    The Aosawa Murders is the opposite—a beautifully layered mystery, a character study and a puzzle that is not clearly explained. There’s no scene where a detective lays everything out; instead you’ll either be frustrated or want to re-read the work carefully to see what you missed. I think it’s obvious who the murderer is, but the question is more why, and how the clues revealed throughout the book fit int the crime scene.

    The story is told in layers, through several short stories where an unrevealed narrator is asking questions of witnesses associated with the case.

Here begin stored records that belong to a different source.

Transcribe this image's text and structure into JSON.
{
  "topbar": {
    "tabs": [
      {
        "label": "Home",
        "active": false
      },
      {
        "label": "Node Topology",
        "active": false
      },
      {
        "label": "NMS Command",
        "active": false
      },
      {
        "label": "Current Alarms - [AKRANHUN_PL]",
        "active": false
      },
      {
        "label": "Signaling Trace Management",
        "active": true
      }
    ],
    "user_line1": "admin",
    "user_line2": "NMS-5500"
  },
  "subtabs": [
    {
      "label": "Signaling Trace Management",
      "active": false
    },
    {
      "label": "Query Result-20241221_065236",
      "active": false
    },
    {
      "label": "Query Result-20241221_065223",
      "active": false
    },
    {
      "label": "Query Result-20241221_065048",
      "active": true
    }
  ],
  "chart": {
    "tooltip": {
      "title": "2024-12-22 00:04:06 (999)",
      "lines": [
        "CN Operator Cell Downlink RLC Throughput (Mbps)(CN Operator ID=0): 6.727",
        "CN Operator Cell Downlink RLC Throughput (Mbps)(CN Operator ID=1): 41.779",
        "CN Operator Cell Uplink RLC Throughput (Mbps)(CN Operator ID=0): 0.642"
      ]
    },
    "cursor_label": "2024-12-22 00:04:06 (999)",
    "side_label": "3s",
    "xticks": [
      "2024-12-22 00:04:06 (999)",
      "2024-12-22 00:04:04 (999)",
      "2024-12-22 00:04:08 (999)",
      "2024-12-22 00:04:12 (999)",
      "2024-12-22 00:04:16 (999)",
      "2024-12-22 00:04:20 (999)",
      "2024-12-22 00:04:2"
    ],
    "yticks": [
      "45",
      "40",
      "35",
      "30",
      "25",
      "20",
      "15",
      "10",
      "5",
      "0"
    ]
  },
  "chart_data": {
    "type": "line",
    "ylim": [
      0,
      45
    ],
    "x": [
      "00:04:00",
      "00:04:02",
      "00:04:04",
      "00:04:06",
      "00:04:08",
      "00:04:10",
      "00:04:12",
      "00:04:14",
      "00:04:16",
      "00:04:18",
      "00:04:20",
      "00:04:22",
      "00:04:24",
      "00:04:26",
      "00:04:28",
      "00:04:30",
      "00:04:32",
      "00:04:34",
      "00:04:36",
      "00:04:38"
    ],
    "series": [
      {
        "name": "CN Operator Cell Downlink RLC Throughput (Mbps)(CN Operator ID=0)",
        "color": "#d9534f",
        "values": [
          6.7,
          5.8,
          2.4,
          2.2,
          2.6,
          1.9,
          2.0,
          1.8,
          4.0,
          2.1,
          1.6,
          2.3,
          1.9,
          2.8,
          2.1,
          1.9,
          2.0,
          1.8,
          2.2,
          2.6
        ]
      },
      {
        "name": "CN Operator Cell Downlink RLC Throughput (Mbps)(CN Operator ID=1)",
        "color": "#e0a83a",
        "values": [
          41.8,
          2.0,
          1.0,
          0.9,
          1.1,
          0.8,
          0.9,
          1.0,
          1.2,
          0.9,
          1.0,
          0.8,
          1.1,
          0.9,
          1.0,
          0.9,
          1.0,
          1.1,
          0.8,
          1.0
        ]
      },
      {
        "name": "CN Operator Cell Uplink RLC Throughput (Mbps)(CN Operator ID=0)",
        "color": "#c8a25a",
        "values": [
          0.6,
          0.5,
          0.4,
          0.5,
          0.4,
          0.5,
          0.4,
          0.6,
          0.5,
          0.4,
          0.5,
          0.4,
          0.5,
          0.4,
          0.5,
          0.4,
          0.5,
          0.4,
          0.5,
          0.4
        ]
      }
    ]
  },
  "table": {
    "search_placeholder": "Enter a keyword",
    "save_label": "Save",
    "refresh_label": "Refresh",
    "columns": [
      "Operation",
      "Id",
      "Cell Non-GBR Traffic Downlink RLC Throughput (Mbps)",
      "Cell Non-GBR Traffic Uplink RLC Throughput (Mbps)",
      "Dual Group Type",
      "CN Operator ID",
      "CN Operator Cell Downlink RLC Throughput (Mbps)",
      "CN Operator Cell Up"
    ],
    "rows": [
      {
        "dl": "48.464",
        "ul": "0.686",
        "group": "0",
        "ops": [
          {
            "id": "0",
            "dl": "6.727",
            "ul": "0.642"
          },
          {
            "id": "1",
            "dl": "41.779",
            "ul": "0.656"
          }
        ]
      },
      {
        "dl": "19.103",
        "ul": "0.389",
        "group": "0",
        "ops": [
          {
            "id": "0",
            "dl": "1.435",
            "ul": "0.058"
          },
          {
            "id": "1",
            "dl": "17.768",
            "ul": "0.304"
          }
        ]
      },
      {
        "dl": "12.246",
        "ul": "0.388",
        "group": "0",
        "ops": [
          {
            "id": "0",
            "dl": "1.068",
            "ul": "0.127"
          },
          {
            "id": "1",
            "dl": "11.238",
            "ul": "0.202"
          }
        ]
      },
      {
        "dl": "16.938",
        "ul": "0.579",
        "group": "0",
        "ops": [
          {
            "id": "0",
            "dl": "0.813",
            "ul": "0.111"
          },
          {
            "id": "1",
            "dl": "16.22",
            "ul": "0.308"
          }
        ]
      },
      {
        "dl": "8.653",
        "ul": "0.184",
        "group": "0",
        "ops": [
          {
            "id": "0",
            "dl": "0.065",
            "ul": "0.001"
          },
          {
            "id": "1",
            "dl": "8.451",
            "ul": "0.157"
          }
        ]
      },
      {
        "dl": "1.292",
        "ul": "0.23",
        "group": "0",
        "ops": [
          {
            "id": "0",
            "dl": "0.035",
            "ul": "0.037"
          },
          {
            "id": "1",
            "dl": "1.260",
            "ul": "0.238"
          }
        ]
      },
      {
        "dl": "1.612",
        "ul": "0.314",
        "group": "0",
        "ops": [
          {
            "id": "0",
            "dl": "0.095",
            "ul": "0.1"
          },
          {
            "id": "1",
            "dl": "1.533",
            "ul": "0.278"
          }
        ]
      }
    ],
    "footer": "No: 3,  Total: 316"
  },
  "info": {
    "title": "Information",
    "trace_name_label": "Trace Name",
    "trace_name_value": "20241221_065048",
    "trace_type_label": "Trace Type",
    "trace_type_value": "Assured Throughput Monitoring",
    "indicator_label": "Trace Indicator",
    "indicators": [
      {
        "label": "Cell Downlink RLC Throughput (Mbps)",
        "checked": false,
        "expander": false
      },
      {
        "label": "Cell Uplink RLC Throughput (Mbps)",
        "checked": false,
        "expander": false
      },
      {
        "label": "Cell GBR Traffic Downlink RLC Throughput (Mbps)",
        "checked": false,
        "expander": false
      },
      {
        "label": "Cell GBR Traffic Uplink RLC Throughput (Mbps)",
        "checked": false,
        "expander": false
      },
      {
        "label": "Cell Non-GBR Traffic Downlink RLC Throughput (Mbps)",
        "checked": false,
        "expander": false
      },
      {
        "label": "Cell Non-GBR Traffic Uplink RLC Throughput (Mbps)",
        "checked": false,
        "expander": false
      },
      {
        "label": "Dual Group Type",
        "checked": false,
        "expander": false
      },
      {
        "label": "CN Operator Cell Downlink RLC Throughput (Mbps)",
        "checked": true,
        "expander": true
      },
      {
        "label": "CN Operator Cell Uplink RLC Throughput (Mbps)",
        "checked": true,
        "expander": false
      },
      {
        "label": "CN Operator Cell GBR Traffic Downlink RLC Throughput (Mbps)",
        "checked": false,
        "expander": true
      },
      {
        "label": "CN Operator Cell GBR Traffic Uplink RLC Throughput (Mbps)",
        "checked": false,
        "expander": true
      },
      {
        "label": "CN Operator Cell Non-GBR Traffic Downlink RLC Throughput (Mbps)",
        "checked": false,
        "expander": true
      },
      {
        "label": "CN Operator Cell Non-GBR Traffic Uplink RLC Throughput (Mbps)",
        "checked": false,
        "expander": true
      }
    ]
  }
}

Most of the chapters are told in directed conversation (I think that’s what it’s called) when I am clearly narrating in first person, but I’m also talking to you, the reader, and explaining this as I type out this blog post.

    The story is about a mass poisoning of a family that takes place in the 1970s, who were gathered for the party. A few cryptic clues are left at the scene, which the book opens with; they’re made relevant later. A famous book, ‘The Forgotten Festival’ was written about the murders. In some stories, the narrator interviews the author of the book, in others it’s her research assistant. Other stories focus on the person arrested for the murder—more of a character study from those that knew him tangentially. There’s a segment from the detective that worked on the case. In the penultimate story, the interviewer confronts the probable murderer.

    Everything is richly described, evoking the heat and feeling of the city during that period. The overlapping stories fit together like a mostly-complete jigsaw puzzle.